Click to follow
The Independent Culture
Eleven original moves and less than two hours' play was all the spectators received for their money on the seventh day of the world championship in New York. By agreeing a draw after 25 moves, Anand and Kasparov equalled the record set by Karpov and Korchnoi in 1978 for consecutive draws at the start of a title match.

The games have not been dull. They have simply tended to stop too early and the spectators are becoming restless. The latest half-game followed game five for 14 moves, when Anand replaced his quiet 15.Qe2 with a more dynamic plan. With 15.Bb6 and 16.e5, he forced exchanges that led to the isolation of Black's d-pawn.

After 21.Qxd3, White appeared set to gain the advantage, but Kasparov solved the problem neatly with 21...Bc5!

After 22.Bxc5 Rxc5, White's a-pawn becomes vulnerable, and if he plays b4 to protect it, then the c-pawn is weak.

Anand captured the pawn with 22.Qxd5, but the subsequent exchange of bishops left him bound to lose back the pawn on b6. Result: a roughly equal position, and, as in all the previous games, when Kasparov offered a draw, Anand was content to accept.

To say that the match has not yet lived up to expectations would be an understatement.

White: V Anand

Black: G Kasparov

1 e4 c5 14 Nf3 Bc6

2 Nf3 d6 15 Bb6 Qb8

3 d4 cxd4 16 e5 dxe5

4 Nxd4 Nf6 17 fxe5 Nd5

5 Nc3 a6 18 Nxd5 exd5

6 Be2 e6 19 Re1 h6

7 0-0 Be7 20 c3 Nxd3

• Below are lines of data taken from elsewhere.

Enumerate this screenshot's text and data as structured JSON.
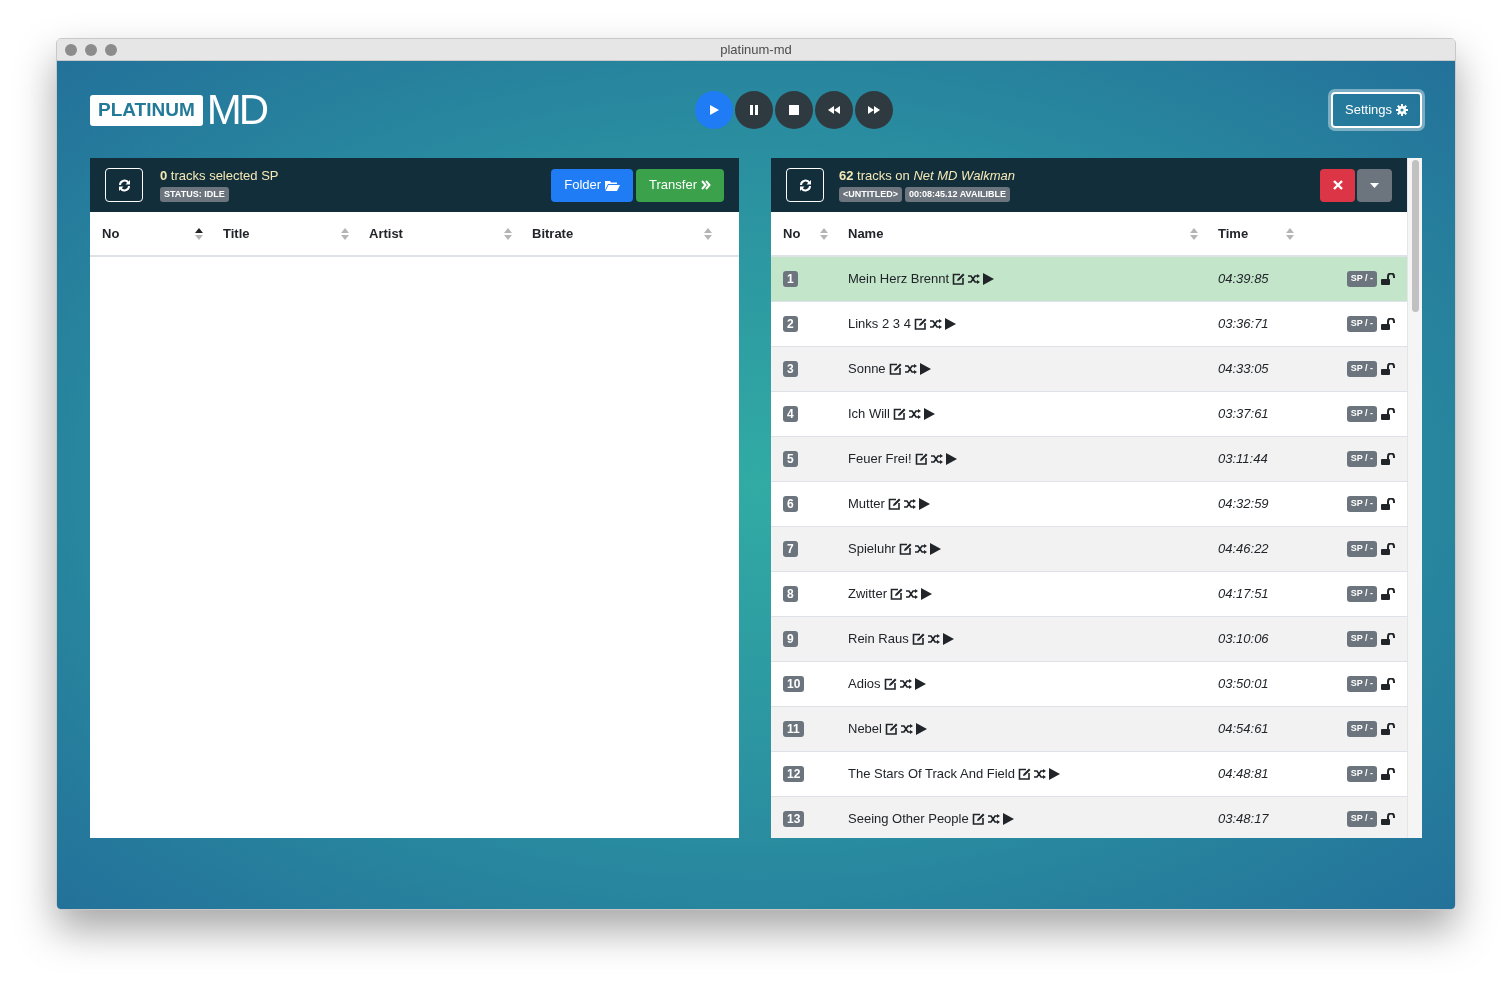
{
  "window": {
    "title": "platinum-md"
  },
  "logo": {
    "box_text": "PLATINUM",
    "big_text": "MD"
  },
  "player": [
    {
      "kind": "play",
      "active": true
    },
    {
      "kind": "pause",
      "active": false
    },
    {
      "kind": "stop",
      "active": false
    },
    {
      "kind": "rewind",
      "active": false
    },
    {
      "kind": "forward",
      "active": false
    }
  ],
  "settings_button": {
    "label": "Settings"
  },
  "local_panel": {
    "summary": "**0** tracks selected SP",
    "status": "STATUS: IDLE",
    "buttons": [
      {
        "kind": "folder",
        "label": "Folder"
      },
      {
        "kind": "transfer",
        "label": "Transfer"
      }
    ],
    "columns": [
      {
        "label": "No",
        "sorted": true
      },
      {
        "label": "Title",
        "sorted": false
      },
      {
        "label": "Artist",
        "sorted": false
      },
      {
        "label": "Bitrate",
        "sorted": false
      }
    ]
  },
  "device_panel": {
    "summary": "**62** tracks on *Net MD Walkman*",
    "badges": [
      "<UNTITLED>",
      "00:08:45.12 AVAILIBLE"
    ],
    "columns": [
      {
        "label": "No",
        "sorted": false
      },
      {
        "label": "Name",
        "sorted": false
      },
      {
        "label": "Time",
        "sorted": false
      }
    ],
    "rows": [
      {
        "no": "1",
        "name": "Mein Herz Brennt",
        "time": "04:39:85",
        "mode": "SP / -",
        "selected": true
      },
      {
        "no": "2",
        "name": "Links 2 3 4",
        "time": "03:36:71",
        "mode": "SP / -",
        "selected": false
      },
      {
        "no": "3",
        "name": "Sonne",
        "time": "04:33:05",
        "mode": "SP / -",
        "selected": false
      },
      {
        "no": "4",
        "name": "Ich Will",
        "time": "03:37:61",
        "mode": "SP / -",
        "selected": false
      },
      {
        "no": "5",
        "name": "Feuer Frei!",
        "time": "03:11:44",
        "mode": "SP / -",
        "selected": false
      },
      {
        "no": "6",
        "name": "Mutter",
        "time": "04:32:59",
        "mode": "SP / -",
        "selected": false
      },
      {
        "no": "7",
        "name": "Spieluhr",
        "time": "04:46:22",
        "mode": "SP / -",
        "selected": false
      },
      {
        "no": "8",
        "name": "Zwitter",
        "time": "04:17:51",
        "mode": "SP / -",
        "selected": false
      },
      {
        "no": "9",
        "name": "Rein Raus",
        "time": "03:10:06",
        "mode": "SP / -",
        "selected": false
      },
      {
        "no": "10",
        "name": "Adios",
        "time": "03:50:01",
        "mode": "SP / -",
        "selected": false
      },
      {
        "no": "11",
        "name": "Nebel",
        "time": "04:54:61",
        "mode": "SP / -",
        "selected": false
      },
      {
        "no": "12",
        "name": "The Stars Of Track And Field",
        "time": "04:48:81",
        "mode": "SP / -",
        "selected": false
      },
      {
        "no": "13",
        "name": "Seeing Other People",
        "time": "03:48:17",
        "mode": "SP / -",
        "selected": false
      }
    ]
  }
}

8 a4 Nc6 21 Qxd3 Bc5

9 Be3 0-0 22 Qxd5 Be6

10 f4 Qc7 23 Qd2 Bxb6

11 Kh1 Re8 24 axb6 Rc6

12 Bd3 Nb4 25 Ra4 Rxb6

13 a5 Bd7 Draw agreed.